         Turning first to Plaintiff's claim of patent infringement, this Court's inquiry is governed by a two-step analytical framework. See Ethicon Endo-Surgery, Inc. v. United States Surgical Corp., 149 F.3d 1309, 1315 (Fed. Cir. 1998); Lear Automotive Dearborn, Inc. v. Johnson Controls, Inc., 528 F.Supp.2d 654, 659 (E.D. Mich. 2007). First, the pertinent claims of the ‘824 Patent must be construed to determine their meaning and scope. See Ethicon Endo-Surgery, 149 F.3d at 1315. Next, the claims as construed must be compared to the accused process practiced by Defendant.
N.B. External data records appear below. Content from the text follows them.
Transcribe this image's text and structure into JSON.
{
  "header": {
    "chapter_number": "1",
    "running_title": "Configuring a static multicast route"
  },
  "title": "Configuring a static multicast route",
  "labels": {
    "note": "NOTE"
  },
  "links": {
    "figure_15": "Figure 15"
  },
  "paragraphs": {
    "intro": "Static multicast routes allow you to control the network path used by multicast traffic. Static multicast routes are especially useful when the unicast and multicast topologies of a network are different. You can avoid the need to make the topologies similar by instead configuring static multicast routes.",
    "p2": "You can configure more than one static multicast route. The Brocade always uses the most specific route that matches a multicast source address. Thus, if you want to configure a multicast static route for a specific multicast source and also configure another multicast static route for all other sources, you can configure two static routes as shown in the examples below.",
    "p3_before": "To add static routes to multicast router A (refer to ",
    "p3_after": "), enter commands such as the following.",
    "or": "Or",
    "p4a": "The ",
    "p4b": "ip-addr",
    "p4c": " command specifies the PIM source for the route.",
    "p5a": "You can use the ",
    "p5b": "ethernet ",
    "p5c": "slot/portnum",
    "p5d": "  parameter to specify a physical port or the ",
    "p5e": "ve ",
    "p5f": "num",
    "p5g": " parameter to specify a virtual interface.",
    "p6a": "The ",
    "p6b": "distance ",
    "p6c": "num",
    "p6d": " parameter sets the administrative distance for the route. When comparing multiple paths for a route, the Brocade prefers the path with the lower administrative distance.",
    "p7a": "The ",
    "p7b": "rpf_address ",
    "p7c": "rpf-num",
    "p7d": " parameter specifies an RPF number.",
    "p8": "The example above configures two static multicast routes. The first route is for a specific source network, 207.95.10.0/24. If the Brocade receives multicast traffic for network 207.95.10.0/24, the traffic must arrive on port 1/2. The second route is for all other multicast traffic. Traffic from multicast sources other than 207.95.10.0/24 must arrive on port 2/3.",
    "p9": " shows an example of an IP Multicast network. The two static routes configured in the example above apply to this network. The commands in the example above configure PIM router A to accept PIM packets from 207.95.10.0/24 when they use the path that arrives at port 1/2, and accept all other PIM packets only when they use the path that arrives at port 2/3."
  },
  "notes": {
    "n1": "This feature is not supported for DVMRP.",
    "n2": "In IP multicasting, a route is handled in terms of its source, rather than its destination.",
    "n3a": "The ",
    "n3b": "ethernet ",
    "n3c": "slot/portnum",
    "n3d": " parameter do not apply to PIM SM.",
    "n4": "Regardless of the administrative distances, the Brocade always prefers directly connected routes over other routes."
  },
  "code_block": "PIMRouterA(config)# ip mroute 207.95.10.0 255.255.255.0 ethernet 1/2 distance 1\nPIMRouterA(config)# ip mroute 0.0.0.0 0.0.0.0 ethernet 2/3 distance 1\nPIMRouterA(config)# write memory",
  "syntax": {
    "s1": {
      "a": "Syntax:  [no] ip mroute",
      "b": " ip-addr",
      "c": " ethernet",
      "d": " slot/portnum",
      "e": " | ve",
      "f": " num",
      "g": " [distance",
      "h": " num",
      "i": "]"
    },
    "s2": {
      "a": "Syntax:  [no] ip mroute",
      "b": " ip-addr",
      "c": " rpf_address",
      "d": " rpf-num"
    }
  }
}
See Ethicon Endo-Surgery, 149 F.3d at 1315. As the party alleging infringement, Plaintiff must demonstrate by a preponderance of the evidence that Defendant's accused process meets every limitation of one or more claims of the ‘824 Patent, either literally or under the doctrine of equivalents. Cross Medical Products, Inc. v. Medtronic Sofamor Danek, Inc., 424 F.3d 1293, 1310 (Fed. Cir. 2005). The failure of the accused process to meet even “a single limitation is sufficient to negate infringement of the claim.” Laitram Corp. v. Rexnord, Inc., 939 F.2d 1533, 1535 (Fed. Cir. 1991).

         The first step in the infringement analysis, claim construction, is a question of law to be determined by the Court. See Ethicon Endo-Surgery, 149 F.3d at 1315; Lear Automotive, 528 F.Supp.2d at 660. The second step, however - i.e., “determining whether [Defendant's accused process] infringes a properly construed claim” of the ‘824 Patent - is a question of fact. Ethicon Endo-Surgery, 149 F.3d at 1315. Nonetheless, an infringement inquiry is amenable to resolution through a motion for summary judgment if no reasonable trier of fact could find other than for the moving party. See Ethicon Endo-Surgery, 149 F.3d at 1315.
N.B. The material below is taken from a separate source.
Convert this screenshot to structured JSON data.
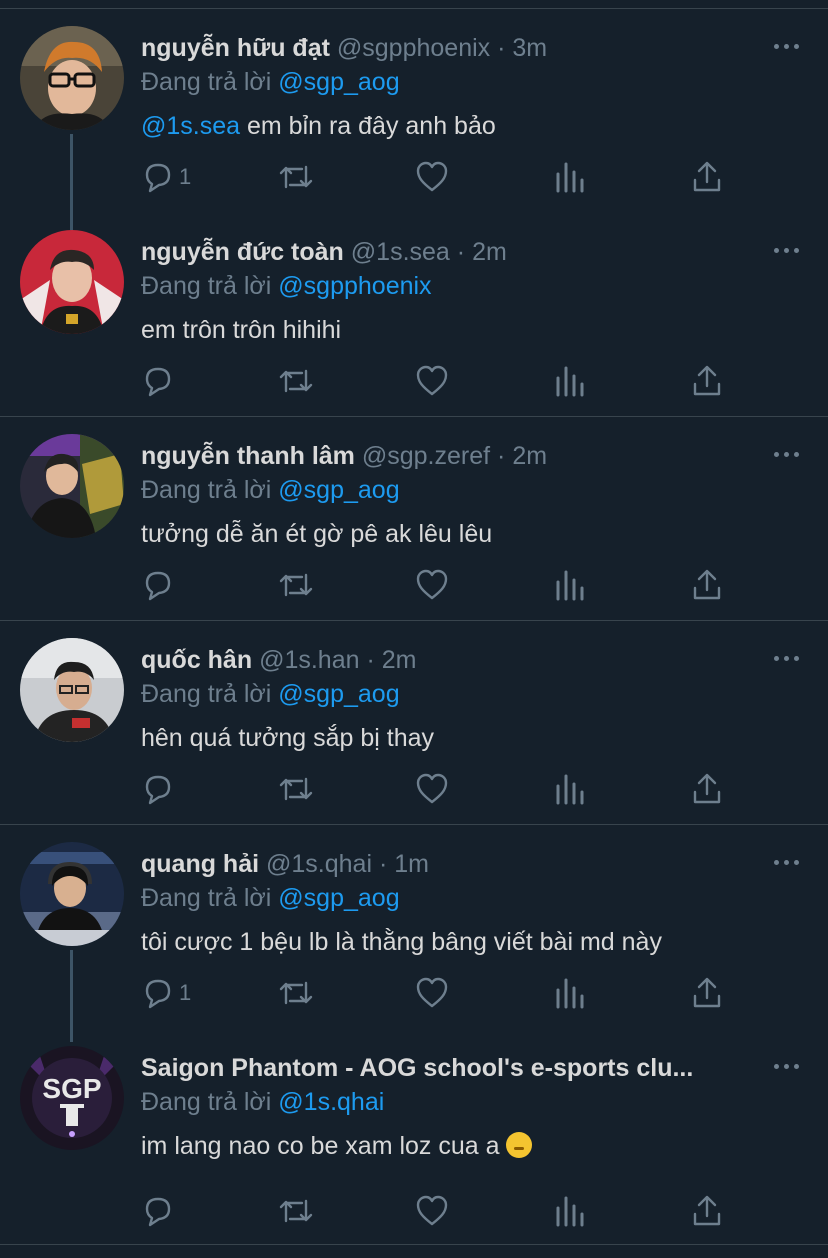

         2. The Record Establishes as a Matter of Law that Defendant's Accused Process Does Not Infringe the Asserted Claims of the ‘824 Patent.

         Of the asserted claims of the ‘824 Patent, claims 1 and 17 are the only independent claims. Each of these two claims requires that steel be “rapidly heat[ed], within 5 seconds, ” to a temperature of at least 1832 degrees Fahrenheit. (Defendant's Motion, Ex. A-1, ‘824 Patent at 10:51-54, 11:47-50.) As its first challenge to Plaintiff's claim of patent infringement, Defendant contends that its accused process does not heat steel within 5 seconds, regardless of whether one considers a preheating step in this process or just the time that the steel is heated by a main induction coil. Defendant further asserts that Plaintiff is estopped from invoking the doctrine of equivalents as a means of showing that Defendant's process meets this limitation of claims 1 and 17. It follows, in Defendant's view, that its process does not infringe either of these independent claims, or any of the other asserted claims of the ‘824 Patent that depend from these two claims. The Court agrees.

         (a) ...


Buy This Entire Record For $7.95

Download the entire decision to receive the complete text, official citation,
docket number, dissents and concurrences, and footnotes for this case.

Learn more about what you receive with purchase of this case.